[Records excerpted from a collection]

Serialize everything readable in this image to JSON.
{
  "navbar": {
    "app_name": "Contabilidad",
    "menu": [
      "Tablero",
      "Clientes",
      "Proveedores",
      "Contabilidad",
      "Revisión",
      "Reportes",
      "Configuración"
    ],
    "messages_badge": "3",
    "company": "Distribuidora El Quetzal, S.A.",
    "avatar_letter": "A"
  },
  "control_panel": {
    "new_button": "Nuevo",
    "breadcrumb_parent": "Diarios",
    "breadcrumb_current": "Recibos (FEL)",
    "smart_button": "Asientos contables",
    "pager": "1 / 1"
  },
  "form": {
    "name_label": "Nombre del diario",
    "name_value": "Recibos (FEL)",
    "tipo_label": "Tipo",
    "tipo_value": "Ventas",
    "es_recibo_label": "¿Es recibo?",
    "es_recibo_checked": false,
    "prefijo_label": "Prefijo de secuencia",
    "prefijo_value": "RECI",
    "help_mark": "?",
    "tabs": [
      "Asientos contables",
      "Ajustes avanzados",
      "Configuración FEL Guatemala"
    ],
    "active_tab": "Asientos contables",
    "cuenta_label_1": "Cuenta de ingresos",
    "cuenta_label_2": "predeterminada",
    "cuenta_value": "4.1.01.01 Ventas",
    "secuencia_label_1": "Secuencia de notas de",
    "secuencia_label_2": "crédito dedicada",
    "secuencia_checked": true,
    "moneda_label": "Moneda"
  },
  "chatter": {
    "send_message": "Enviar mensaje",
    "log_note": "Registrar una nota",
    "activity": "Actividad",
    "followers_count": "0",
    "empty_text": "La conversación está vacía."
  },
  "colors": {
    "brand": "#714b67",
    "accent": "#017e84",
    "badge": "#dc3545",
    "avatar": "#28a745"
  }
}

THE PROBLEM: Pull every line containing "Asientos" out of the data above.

WRITTEN RESPONSE:
    "smart_button": "Asientos contables",
      "Asientos contables",
    "active_tab": "Asientos contables",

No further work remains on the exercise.